Global Forum on Food Security and Nutrition (FSN Forum)

Incorporating the hidden costs and benefits of agrifood systems into decision-making is pivotal for the transformation towards sustainability. Agrifood systems are integral to human society, providing food, employment, and cultural identity. However, their impacts extend far beyond these visible benefits, encompassing environmental degradation, climate change, and social inequities. To address these challenges, a comprehensive approach that integrates these hidden costs and benefits into policy and practice is essential.

The True Cost of Agrifood Systems

The concept of True Cost Accounting (TCA) is instrumental in revealing the real value of agrifood systems.

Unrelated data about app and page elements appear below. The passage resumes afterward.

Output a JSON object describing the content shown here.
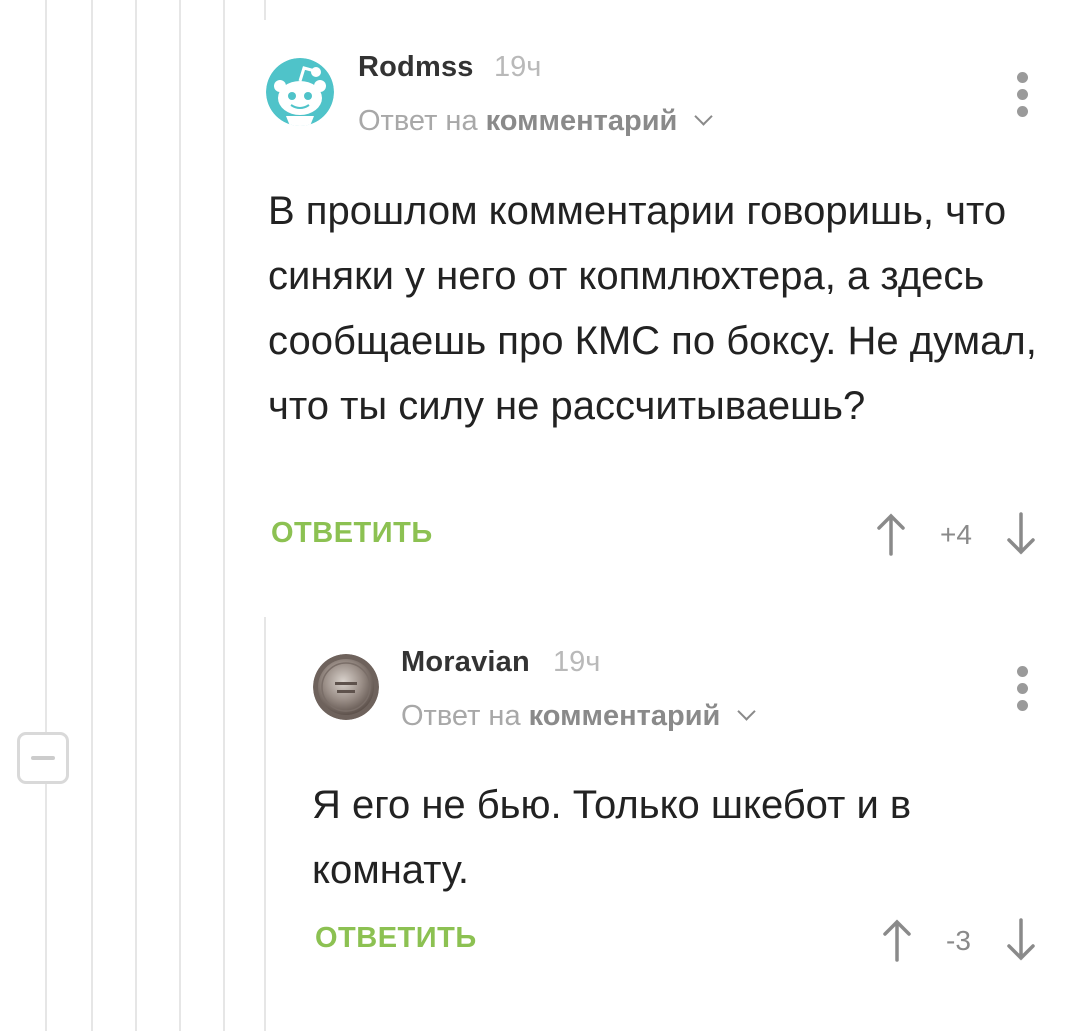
{
  "comments": [
    {
      "username": "Rodmss",
      "time": "19ч",
      "reply_prefix": "Ответ на",
      "reply_link": "комментарий",
      "text": "В прошлом комментарии говоришь, что синяки у него от копмлюхтера, а здесь сообщаешь про КМС по боксу. Не думал, что ты силу не рассчитываешь?",
      "reply_label": "ОТВЕТИТЬ",
      "score": "+4",
      "avatar_icon": "reddit-alien-avatar"
    },
    {
      "username": "Moravian",
      "time": "19ч",
      "reply_prefix": "Ответ на",
      "reply_link": "комментарий",
      "text": "Я его не бью. Только шкебот и в комнату.",
      "reply_label": "ОТВЕТИТЬ",
      "score": "-3",
      "avatar_icon": "coin-avatar"
    }
  ],
  "icons": {
    "upvote": "arrow-up-icon",
    "downvote": "arrow-down-icon",
    "menu": "more-vertical-icon",
    "collapse": "minus-icon",
    "expand": "chevron-down-icon"
  },
  "colors": {
    "accent_green": "#8cc152",
    "thread_line": "#e6e6e6",
    "muted_text": "#a8a8a8"
  }
}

TCA quantifies the environmental, social, and economic impacts often overlooked in conventional analysis. For example, while agrifood systems contribute significantly to global employment, they also play a role in exacerbating climate change through greenhouse gas emissions. Similarly, while they provide essential nourishment, certain practices lead to biodiversity loss and resource depletion.

Environmental Costs

One of the most pressing issues in agrifood systems is their environmental impact. These systems are major contributors to greenhouse gas emissions, primarily through deforestation, livestock farming, and the use of fossil fuels in agriculture. Moreover, intensive farming practices result in soil degradation, water depletion, and pollution. To internalize these costs, decision-makers must implement policies that promote sustainable farming techniques, such as regenerative agriculture, which enhances biodiversity, improves soil health, and sequesters carbon.

Social and Health Costs

The hidden social and health costs of agrifood systems are equally significant. Unhealthy dietary patterns, encouraged by the availability of cheap, processed foods, lead to a rise in diet-related diseases. Additionally, there is a social disparity in food access, with undernourishment prevalent in some regions while others face the challenges of overconsumption and waste. Policies aimed at creating a more equitable food system are necessary, focusing on improving access to healthy foods and reducing food waste.

Economic Implications

The economic implications of these hidden costs are substantial. The current model of agrifood systems, which often prioritizes short-term gains, overlooks long-term sustainability. This approach can lead to increased expenses in the future, such as higher healthcare costs due to diet-related diseases or the costs associated with environmental remediation. Transitioning to sustainable practices, though initially more costly, can lead to long-term economic benefits, including job creation in sustainable agriculture sectors and reduced healthcare spending.

Policy Integration and Stakeholder Collaboration

Integrating TCA into policy development is crucial. This requires collaboration between government, industry, civil society, and consumers. Governments can implement policies that incentivize sustainable practices, such as subsidies for organic farming or taxes on carbon emissions. Businesses, on the other hand, can adopt sustainable practices in their operations and supply chains, driven by consumer demand for responsible products.

Consumer Awareness and Behavior

Consumer behavior plays a vital role in transforming agrifood systems. Educating consumers about the environmental, social, and health impacts of their food choices can motivate more sustainable consumption patterns. This shift in consumer demand can drive change in the agrifood industry, leading to more responsible production practices.

Case Studies and Practical Applications

To illustrate the application of TCA in different contexts, various case studies can be explored. For instance, a study in a water-scarce region could assess the impact of different irrigation techniques on water conservation and crop yield. Another case study might evaluate the health and social consequences of shifting from a meat-based diet to a plant-based one in a specific community.

Challenges and Future Directions

Despite the potential of TCA, there are challenges in its implementation. These include the difficulty of quantifying certain costs and benefits, the need for comprehensive data, and resistance from stakeholders accustomed to the status quo. Further research and development of methodologies for TCA are necessary to overcome these challenges.

In conclusion, effectively incorporating the hidden costs and benefits of agrifood systems into decision-making is a complex but essential task. It requires a holistic approach, encompassing environmental, social, and economic aspects. By adopting True Cost Accounting and engaging various stakeholders in this process, it is possible to transform agrifood systems into sustainable models that benefit both people and the planet. The journey towards this transformation will involve challenges, but the potential rewards - a sustainable, equitable, and healthy food system - are immense.